Despite the end-of-school-year mania, I managed to get away to the 2017 IEEE Innovative Smart Grid Technologies conference in Washington, DC, in late April, to talk about the Smart Grid grad course that I was wrapping up at UT. I participated in a panel, “Innovations in Smart Grid Education,” chaired by Dr. Kenneth Lutz of the University of Delaware, with participants from MIT, the University of Illinois at Urbana-Champain, Wichita State University, and Clemson University.
I talked about the Smart Grid grad course I taught at UT this semester, making the point that “smart grid” discussions in practice are often focused on the distribution system and end-use, despite typical definitions in the literature being more general. I took an expansive definition in this class, including transmission and generation, for example, which also allowed me to invite colleagues from ERCOT and Oncor to participate.

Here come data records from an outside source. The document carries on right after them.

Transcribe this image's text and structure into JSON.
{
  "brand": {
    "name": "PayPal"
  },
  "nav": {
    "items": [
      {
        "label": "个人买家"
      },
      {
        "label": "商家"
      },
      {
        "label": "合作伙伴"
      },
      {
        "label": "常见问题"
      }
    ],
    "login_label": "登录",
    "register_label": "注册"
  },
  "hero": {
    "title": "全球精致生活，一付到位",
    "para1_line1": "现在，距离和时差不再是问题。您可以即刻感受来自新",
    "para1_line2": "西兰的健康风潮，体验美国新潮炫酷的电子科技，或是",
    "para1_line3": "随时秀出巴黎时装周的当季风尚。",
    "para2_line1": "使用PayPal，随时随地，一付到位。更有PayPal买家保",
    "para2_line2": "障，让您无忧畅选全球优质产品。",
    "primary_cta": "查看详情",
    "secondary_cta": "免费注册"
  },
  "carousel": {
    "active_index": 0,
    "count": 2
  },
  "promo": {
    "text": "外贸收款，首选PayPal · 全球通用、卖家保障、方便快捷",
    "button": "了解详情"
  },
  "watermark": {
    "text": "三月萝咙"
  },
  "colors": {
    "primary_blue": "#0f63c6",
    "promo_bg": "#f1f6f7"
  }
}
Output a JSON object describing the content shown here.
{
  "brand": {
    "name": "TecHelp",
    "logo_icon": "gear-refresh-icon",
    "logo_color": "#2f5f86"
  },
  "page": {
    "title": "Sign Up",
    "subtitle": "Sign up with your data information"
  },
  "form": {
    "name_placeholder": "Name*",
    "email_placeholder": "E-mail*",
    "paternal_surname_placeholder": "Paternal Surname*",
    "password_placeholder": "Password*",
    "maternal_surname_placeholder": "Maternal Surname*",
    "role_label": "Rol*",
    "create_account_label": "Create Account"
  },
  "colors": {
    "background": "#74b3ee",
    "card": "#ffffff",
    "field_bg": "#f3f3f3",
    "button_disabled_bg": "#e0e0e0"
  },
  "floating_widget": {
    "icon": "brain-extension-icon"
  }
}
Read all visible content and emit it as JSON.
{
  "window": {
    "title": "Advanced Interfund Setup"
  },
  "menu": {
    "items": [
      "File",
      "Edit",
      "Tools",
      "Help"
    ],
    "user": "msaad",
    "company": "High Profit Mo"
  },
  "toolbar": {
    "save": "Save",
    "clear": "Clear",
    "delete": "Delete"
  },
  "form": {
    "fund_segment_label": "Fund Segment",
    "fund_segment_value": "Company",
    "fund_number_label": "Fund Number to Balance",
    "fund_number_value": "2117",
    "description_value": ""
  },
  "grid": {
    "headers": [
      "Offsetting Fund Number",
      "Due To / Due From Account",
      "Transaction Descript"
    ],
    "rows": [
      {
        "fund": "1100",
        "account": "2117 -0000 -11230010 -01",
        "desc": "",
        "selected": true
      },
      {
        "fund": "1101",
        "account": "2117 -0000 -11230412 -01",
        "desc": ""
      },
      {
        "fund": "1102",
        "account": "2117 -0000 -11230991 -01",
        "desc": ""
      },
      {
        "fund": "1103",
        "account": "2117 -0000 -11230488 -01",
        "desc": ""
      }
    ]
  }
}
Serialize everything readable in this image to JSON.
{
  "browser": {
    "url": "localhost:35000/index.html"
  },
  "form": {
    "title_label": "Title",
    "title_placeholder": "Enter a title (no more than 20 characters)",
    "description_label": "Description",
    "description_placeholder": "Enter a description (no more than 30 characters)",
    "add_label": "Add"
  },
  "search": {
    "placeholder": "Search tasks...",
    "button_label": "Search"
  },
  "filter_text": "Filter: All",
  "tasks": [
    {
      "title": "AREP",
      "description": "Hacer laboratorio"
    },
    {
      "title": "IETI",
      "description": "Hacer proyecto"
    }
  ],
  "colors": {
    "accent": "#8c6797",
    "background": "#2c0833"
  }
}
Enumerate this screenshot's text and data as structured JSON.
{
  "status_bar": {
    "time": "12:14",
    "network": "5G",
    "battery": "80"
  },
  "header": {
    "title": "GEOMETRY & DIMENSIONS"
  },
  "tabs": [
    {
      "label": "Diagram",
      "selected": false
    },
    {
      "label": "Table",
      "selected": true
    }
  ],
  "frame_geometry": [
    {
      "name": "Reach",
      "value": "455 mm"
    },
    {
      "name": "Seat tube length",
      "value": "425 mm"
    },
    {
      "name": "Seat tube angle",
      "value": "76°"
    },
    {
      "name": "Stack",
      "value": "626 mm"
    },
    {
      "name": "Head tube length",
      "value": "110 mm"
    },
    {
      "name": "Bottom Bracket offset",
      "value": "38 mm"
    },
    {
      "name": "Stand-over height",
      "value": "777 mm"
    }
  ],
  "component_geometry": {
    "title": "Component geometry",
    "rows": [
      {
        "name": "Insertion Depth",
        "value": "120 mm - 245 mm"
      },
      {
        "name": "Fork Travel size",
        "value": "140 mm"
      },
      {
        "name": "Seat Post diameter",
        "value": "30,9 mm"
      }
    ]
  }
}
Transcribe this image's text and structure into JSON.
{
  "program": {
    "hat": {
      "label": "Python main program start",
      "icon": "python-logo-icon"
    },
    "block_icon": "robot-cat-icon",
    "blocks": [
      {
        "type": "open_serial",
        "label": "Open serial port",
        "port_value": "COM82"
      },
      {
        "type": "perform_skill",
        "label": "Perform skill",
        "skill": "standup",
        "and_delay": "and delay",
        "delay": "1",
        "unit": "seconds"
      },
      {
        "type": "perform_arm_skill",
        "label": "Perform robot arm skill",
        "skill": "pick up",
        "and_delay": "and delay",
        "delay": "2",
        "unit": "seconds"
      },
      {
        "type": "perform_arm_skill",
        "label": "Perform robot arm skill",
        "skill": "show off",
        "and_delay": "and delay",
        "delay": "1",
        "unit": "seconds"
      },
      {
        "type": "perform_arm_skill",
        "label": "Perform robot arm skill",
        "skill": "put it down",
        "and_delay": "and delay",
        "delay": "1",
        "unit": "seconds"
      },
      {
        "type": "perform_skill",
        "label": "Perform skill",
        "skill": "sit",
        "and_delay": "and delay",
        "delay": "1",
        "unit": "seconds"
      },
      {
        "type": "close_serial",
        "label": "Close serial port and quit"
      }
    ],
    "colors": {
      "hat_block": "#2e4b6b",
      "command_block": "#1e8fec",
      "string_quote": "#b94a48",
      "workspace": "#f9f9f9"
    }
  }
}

Why do I use an expansive definition in my pedagogy?
Because the phrase “smart grid” implies that the existing grid is stupid. In fact, for many years in North America and elsewhere, operation of the transmission grid has been incredibly sophisticated — far more sophisticated than any other infrastructure system I’m aware of.
When we focus only on making the distribution grid smart, we risk throwing the baby out with the bathwater, by not building on the existing smarts in the transmission system.
In terms of pedagogy, this means students need to be aware of the entire grid, both smart and not-so-smart, in order to avoid a skewed perspective on the electricity system. As we look toward solving problems such as integrating high levels of distributed solar PV, we need to remember that the existing transmission and generation system provides the foundational infrastructure.
Highlights of the course include an overview of architecture of the smart grid, the generation and transmission system, distribution systems, and end-use. The strongest common theme: we are all searching for a good textbook!